"I always tell my students,'We are going to teach you something that your parents always told you never to do'," says Jim Kilby, Boyd Professor of Gaming at the University of Nevada at Las Vegas, where he teaches casino management.
Five years ago there were only a handful of institutions that offered courses on "gaming", the preferred name in the industry. But last year 51 instructors from 21 colleges turned up for the first annual conference for educators at the university's International Gaming Institute.
Professor Kilby, who started out as a dealer in 1969 and dealt to the likes of Frank Sinatra, extols the virtues of the gambling life - in the business, not as a customer. You work with interesting clients in resort cities, he said.
He jokes with his classes that if they want to learn how to roll dice, they should borrow $1,000 from their parents and lose it. More seriously, he notes that his first PhD student is preparing her doctorate on casino layout and design. There are obvious career opportunities in a business that has grown exponentially in the 1990s, as one state after another has legalised casinos and slot machines.
While dealers are paid close to the minimum wage, with tips they can make $50-60,000 annually, it is claimed. Senior management take home generous salaries. The gaming industry in Nevada rakes in $7 billion a year.
Most colleges nationwide - and there are said to be over 100 involved - still only offer introductory courses or teach the sociology and psychology of gaming, often within their hotel management courses. Nevada is one of only two that offer a wide range.

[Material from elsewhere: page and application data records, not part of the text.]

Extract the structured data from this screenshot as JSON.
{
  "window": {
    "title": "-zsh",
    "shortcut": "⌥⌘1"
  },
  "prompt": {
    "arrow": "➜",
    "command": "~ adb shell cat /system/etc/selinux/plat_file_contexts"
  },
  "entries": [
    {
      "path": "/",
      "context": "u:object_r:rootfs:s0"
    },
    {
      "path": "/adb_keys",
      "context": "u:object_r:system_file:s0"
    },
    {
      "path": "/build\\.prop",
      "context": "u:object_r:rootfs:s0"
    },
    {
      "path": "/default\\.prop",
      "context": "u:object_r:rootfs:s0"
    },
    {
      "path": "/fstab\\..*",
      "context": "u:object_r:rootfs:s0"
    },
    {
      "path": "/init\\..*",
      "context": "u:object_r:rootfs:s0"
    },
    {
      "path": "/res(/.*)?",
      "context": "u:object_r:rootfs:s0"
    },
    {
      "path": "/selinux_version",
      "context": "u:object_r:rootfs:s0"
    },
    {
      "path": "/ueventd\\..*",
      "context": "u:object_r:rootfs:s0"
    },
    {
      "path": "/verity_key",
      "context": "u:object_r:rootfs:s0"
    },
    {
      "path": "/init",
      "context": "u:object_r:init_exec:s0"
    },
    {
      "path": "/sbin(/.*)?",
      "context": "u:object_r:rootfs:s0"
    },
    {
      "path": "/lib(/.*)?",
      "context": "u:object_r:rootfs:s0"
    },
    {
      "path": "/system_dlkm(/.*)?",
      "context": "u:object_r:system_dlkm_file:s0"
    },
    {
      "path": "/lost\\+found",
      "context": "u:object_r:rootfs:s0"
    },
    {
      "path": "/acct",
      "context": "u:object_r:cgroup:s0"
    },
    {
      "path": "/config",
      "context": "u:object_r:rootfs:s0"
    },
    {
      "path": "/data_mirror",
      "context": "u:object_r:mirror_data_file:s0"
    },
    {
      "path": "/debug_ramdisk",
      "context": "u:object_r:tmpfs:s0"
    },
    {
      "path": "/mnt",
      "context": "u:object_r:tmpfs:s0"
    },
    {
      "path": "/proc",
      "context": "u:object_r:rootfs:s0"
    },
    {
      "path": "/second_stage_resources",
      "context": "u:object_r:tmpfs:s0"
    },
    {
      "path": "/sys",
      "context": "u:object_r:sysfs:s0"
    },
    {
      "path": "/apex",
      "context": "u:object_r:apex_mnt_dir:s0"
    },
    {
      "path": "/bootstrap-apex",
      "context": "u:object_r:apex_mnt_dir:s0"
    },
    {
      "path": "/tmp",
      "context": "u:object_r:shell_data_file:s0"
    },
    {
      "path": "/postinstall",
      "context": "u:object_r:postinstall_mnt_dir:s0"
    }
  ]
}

The university opened the institute two years ago after being inundated by requests for training and expertise, said director Vincent Eade. It is largely funded by gambling firms, mostly staffed by old hands from the casinos, and offers 13 undergraduate and four masters' courses.
They run from the mathematics of gaming, how to vary percentages to keep profits high, to security - which means learning to recognise old scams like "scooting", sliding the dice instead of throwing them, or "past-posting", where players will try to sneak some money on to a number after it has already been called. The institute draws foreign students from as far apart as Sweden and Nigeria, some from the United Kingdom, and many from Pacific Rim countries, which have also been sending a lot of high-rolling players to Las Vegas lately.
William Galston, chief inspector for Britain's Gaming Board, was a recent guest speaker in a course on casino regulation. The institute has occasionally struggled to find staff as there are limited numbers of people ready to forsake a lucrative career for academia.
Like most of his colleagues Shannon Bybee started his working life in a casino - washing dishes as a teenager in Reno, Nevada - but rose to the top levels of casino management and is now an associate professor. "I'm not teaching gambling," he said. "I'm teaching a business.